ny_stats$value = ny_stats$median_rent ?tract_choropleth tract_choropleth(ny_stats, "new york", title = "2013 Median Rent\nCensus Tracts", legend="Dollars")
People not familiar with New York might see the above map and not know where major landmarks are. To solve this problem, all choroplethr functions have a “reference_map” parameter, which puts a google map underneath the choropleth:
tract_choropleth(ny_stats, "new york", title = "2013 Median Rent\nCensus Tracts", legend="Dollars", reference_map = TRUE)
Tract maps of an entire state are hard to view because the tracts are so small. This is why all tract-related functions in choroplethr allow you to zoom by county.
In addition to being useful for viewing maps, the county-zoom option is useful for get_tract_demographics because getting tract-level demographics for an entire state is slow.

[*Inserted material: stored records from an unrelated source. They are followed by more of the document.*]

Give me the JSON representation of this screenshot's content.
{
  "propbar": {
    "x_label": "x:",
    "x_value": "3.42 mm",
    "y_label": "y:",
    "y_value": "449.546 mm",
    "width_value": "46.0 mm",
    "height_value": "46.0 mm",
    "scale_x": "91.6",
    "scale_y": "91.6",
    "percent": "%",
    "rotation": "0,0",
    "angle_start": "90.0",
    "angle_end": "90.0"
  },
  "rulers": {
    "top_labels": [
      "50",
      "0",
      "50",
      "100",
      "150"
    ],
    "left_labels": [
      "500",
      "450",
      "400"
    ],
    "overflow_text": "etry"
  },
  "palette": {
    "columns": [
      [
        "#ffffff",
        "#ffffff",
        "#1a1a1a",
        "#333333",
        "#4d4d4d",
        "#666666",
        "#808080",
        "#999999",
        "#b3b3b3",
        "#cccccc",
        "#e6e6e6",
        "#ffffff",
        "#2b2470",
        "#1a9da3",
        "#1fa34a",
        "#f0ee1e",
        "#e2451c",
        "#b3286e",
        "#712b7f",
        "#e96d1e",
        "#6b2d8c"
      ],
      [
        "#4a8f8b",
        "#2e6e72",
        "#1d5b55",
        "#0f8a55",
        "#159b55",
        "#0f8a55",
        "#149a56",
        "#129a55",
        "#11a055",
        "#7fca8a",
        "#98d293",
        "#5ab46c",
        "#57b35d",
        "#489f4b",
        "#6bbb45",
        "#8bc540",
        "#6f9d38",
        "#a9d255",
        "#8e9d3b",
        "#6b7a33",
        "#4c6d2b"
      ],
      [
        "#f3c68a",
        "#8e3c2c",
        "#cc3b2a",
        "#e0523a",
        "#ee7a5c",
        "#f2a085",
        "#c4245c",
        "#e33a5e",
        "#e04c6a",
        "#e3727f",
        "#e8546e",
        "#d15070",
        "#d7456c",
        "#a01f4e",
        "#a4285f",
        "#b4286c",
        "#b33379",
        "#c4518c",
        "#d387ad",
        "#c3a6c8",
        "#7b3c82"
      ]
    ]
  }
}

Note that counties must be specified by their county FIPS code. Here’s an example of zooming in on Manhattan (FIPS code 36061):
# 36061 is the FIPS code for New York county (i.e. Manhattan) manhattan_2010 = get_tract_demographics("new york", county_fips=36061, endyear = 2010, span = 5) manhattan_2010$value = manhattan_2010$median_rent m1 = tract_choropleth(manhattan_2010, "new york", legend = "Dollars", county_zoom = 36061) m2 = tract_choropleth(manhattan_2010, "new york", legend = "Dollars", county_zoom = 36061, reference_map = TRUE) ?double_map double_map(m1, m2, "2010 Median Rent\nManhattan Census Tracts")
As the above example shows, v3.6.0 introduces a new function: double_map.
In my own work I find that frequently switch between viewing a pure choropleth (where the color contrast is strong) and a choropleth + reference map (where the reference map helps you understand what you’re looking at). double_map simply encapsulates some code for putting two maps side-by-side
There are a few things to keep in mind when using this functionality: